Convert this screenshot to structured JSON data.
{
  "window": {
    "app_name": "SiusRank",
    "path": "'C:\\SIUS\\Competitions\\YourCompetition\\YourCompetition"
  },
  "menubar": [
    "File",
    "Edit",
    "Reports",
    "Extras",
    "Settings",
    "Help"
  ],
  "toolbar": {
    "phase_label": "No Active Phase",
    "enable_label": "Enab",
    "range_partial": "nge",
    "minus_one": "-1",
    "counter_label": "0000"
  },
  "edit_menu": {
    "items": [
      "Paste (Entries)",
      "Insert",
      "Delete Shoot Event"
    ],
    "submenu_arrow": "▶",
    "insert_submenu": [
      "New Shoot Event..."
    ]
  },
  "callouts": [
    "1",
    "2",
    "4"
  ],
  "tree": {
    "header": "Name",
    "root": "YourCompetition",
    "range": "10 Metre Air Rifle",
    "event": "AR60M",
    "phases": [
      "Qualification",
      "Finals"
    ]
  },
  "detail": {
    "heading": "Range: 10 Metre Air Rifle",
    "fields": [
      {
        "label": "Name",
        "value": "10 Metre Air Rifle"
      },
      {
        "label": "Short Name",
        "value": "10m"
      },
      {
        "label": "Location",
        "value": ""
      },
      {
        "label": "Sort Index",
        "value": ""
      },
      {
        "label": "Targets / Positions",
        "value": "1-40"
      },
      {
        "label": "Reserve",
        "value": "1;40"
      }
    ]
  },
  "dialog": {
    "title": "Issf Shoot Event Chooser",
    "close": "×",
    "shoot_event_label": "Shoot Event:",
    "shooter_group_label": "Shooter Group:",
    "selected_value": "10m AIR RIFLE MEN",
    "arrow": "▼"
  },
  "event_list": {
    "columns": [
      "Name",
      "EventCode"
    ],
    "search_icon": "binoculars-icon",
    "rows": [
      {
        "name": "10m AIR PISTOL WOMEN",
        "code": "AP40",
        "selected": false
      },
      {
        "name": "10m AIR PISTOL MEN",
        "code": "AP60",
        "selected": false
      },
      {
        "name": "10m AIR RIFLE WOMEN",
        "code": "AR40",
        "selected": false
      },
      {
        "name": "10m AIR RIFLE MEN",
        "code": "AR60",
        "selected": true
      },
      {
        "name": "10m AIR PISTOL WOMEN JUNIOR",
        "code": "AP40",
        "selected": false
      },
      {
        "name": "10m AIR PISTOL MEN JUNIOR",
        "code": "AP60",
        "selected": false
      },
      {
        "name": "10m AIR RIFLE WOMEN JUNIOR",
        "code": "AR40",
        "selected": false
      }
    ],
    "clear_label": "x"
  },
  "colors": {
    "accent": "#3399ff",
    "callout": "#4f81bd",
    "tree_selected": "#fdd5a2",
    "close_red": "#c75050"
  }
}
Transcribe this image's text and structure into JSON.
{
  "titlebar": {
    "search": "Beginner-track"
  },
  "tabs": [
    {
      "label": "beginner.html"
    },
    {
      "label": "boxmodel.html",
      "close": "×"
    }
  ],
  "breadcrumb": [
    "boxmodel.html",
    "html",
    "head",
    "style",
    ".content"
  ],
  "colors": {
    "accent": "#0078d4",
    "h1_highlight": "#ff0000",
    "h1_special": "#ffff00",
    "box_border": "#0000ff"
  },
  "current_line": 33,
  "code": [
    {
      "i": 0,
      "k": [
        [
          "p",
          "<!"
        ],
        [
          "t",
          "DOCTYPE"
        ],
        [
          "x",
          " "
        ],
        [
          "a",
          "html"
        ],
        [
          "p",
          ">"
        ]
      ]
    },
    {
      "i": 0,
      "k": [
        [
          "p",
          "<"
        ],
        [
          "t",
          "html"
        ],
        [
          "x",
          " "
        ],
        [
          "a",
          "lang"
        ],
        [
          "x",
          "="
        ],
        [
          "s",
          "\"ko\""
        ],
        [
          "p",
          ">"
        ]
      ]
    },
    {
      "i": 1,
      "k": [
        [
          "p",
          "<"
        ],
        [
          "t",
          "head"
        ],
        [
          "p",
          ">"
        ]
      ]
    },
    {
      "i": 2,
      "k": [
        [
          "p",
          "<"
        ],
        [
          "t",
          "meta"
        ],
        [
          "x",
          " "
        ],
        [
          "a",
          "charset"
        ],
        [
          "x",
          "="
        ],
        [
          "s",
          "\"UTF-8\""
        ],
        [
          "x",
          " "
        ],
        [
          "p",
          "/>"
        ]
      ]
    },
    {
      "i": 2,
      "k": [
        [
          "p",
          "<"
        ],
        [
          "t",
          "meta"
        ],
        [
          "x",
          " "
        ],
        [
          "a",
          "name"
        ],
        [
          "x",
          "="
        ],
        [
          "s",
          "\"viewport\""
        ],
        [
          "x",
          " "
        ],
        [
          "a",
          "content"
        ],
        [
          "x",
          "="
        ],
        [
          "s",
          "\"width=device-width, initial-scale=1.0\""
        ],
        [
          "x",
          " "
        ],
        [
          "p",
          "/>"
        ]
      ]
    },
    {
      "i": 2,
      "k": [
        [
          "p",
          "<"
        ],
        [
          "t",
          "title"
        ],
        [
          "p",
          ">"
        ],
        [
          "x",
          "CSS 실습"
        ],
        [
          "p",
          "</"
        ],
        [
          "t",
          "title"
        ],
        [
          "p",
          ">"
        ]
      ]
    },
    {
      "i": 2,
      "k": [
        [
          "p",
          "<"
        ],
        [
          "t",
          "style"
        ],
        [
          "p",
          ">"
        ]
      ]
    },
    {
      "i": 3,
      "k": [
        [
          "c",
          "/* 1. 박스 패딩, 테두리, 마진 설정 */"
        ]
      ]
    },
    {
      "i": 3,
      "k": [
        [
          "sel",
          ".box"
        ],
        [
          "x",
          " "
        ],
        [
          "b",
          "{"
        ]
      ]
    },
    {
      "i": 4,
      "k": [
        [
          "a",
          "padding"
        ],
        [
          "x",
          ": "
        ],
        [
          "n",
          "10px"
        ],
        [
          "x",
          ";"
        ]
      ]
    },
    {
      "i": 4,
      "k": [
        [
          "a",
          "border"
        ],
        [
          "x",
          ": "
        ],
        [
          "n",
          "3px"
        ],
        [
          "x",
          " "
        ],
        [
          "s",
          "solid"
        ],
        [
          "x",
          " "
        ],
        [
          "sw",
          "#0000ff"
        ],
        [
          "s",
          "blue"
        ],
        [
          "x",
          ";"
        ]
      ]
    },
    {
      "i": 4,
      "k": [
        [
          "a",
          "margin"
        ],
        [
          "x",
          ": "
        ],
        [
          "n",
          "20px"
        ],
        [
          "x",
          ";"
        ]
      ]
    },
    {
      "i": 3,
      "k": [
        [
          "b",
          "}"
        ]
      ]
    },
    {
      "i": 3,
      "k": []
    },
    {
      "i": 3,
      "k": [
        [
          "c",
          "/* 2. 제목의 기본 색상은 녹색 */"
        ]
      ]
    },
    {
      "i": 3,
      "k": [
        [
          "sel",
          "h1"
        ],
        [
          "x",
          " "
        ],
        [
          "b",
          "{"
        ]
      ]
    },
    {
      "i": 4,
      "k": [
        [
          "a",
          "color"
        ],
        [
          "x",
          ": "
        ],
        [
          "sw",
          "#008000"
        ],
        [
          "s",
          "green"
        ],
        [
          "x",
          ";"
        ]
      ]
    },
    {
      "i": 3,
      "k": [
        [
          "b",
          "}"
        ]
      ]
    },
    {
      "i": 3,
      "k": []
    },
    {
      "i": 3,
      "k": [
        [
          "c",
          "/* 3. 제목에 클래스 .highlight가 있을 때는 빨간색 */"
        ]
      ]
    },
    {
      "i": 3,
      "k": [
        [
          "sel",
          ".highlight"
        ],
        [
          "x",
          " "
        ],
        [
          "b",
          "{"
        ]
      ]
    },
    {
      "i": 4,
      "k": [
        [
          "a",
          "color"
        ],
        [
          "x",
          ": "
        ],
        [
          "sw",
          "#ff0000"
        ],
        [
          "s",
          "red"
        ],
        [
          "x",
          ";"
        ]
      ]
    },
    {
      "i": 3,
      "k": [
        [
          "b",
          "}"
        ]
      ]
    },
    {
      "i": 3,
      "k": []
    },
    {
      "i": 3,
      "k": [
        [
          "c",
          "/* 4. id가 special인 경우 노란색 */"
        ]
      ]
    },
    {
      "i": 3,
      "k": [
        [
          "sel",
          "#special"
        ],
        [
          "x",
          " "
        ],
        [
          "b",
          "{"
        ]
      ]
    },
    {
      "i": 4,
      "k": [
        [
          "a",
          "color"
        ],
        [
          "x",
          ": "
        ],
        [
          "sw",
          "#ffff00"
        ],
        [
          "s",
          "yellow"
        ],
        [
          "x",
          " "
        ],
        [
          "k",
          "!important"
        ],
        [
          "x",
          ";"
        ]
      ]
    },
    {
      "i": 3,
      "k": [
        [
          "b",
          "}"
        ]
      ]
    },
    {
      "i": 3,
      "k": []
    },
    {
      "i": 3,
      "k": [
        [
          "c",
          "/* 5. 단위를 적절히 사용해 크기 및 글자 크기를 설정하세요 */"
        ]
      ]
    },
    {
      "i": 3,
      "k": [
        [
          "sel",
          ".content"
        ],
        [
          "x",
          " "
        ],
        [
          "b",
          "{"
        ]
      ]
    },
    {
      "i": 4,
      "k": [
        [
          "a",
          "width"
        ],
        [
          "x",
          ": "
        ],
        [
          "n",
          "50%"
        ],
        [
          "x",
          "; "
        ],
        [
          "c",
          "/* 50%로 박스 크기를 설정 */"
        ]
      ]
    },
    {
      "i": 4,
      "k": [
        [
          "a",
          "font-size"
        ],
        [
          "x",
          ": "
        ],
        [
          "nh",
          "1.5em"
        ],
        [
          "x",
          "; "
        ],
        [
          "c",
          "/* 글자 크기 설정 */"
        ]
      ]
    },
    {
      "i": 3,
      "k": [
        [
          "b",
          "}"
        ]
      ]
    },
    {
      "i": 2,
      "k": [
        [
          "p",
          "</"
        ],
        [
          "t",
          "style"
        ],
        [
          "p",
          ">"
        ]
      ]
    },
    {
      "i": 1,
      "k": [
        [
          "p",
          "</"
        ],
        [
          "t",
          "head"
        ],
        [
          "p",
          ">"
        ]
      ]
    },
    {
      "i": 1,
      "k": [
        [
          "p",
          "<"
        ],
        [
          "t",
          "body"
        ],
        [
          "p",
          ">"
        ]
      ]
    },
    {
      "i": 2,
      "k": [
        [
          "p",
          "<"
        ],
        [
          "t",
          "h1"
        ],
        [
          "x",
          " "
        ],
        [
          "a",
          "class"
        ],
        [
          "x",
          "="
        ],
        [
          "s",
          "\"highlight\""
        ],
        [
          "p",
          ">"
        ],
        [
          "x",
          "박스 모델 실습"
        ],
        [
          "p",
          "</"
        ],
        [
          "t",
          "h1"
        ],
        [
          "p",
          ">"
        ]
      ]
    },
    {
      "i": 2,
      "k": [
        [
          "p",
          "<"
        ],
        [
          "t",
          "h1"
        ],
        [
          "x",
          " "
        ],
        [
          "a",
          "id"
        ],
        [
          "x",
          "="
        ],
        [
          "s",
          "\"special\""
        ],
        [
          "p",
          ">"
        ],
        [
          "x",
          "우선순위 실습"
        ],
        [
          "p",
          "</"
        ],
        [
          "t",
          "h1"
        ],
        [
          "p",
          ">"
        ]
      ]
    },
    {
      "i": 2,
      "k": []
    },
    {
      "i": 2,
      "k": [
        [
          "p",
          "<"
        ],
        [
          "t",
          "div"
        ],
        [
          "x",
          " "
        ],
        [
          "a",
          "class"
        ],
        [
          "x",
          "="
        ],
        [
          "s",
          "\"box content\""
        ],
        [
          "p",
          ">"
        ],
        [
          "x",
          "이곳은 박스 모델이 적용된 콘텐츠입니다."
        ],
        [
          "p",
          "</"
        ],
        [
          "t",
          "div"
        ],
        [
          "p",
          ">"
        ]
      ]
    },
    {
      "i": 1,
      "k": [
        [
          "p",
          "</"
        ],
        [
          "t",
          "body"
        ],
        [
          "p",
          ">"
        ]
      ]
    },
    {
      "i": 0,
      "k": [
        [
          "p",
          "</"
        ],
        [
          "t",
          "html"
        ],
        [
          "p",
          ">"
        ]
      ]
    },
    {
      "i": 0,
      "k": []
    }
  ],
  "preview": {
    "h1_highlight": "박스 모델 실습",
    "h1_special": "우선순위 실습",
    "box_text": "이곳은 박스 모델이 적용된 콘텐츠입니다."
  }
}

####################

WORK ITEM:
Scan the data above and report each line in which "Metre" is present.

ANSWER SECTION:
    "range": "10 Metre Air Rifle",
    "heading": "Range: 10 Metre Air Rifle",
        "value": "10 Metre Air Rifle"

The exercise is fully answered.